The lawsuit says Nunes has not “earned income from farming or agriculture operations in at least 10 years.”
Anthony Ratekin, Nunes’ chief of staff, did not respond to a question regarding how Nunes received farm income, but sent McClatchy a statement saying, “I’m sure the left-wing activist groups that sponsor these stunts are thrilled they can continue to depend on McClatchy and the Fresno Bee to obediently report their talking points.”
What defines a farmer isn’t clear-cut. Under the California Farm Bureau bylaws, it seems to come down to how much income comes from farming activities, which can include leasing farming land to others.
“A person qualifies as an agricultural member if he or she ‘derives a substantial portion of his or her gross income from farming operations — including as an owner, lessor, lessee, manager, officer or substantial shareholder’ of a farming enterprise,” said Dave Kranz, spokesman for the California Farm Bureau Federation.

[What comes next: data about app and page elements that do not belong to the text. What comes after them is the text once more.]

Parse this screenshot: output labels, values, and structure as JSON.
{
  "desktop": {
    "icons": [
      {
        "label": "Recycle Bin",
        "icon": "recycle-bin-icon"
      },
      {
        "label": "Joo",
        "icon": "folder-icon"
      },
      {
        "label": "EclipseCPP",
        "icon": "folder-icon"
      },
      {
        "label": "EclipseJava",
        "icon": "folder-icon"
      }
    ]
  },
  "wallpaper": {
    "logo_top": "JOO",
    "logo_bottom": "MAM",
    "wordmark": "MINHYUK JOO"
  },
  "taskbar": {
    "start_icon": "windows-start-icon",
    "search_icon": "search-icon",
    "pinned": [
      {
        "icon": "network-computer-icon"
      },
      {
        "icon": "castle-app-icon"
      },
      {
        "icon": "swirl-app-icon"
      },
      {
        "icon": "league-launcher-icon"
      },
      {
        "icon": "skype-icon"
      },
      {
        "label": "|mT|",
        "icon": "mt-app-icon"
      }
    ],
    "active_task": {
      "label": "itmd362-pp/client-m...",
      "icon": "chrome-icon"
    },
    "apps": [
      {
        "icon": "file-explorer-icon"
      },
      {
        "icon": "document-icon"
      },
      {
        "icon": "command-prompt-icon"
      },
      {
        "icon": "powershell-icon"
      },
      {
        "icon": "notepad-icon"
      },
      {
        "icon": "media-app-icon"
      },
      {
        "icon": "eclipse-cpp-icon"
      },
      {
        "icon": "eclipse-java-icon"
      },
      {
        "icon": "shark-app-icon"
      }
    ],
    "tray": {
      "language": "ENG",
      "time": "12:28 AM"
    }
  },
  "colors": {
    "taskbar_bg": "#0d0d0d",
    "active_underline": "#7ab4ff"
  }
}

“I don’t see anything in our bylaws that defines what ‘substantial’ means exactly,” he added. “Local farm bureaus make those determinations, so you’d have to ask them.”
The Merced County Farm Bureau, which would have jurisdiction over Denham’s farm’s location in Atwater, did not return a request for comment. The U.S. Department of Agriculture has a definition for what constitutes a farm but not a farmer.
Denham said he earns $50,000 per year in rent on the property now. He was unable to say how much that comprised of his total annual income. It could be anywhere from 4 percent to 13 percent of his income, according to his financial disclosure report, which only gives ranges on income and not definite amounts.
If Nunes counts the winery as a farming operation, it accounts for 2.8 percent of his income at most. He did not report any personal income from the family farm on his latest financial disclosure.
They aren’t the first people to face suits over the farmer designation on the ballot. In a race for a State Assembly seat in 2016, one Republican candidate successfully convinced a judge to force another Republican candidate to remove their farmer description from the ballot.
Republican candidate Young Kim is also facing a challenge to her ballot designation, as a “small business owner,” in the race to replace retiring Republican Rep. Ed Royce in Orange County.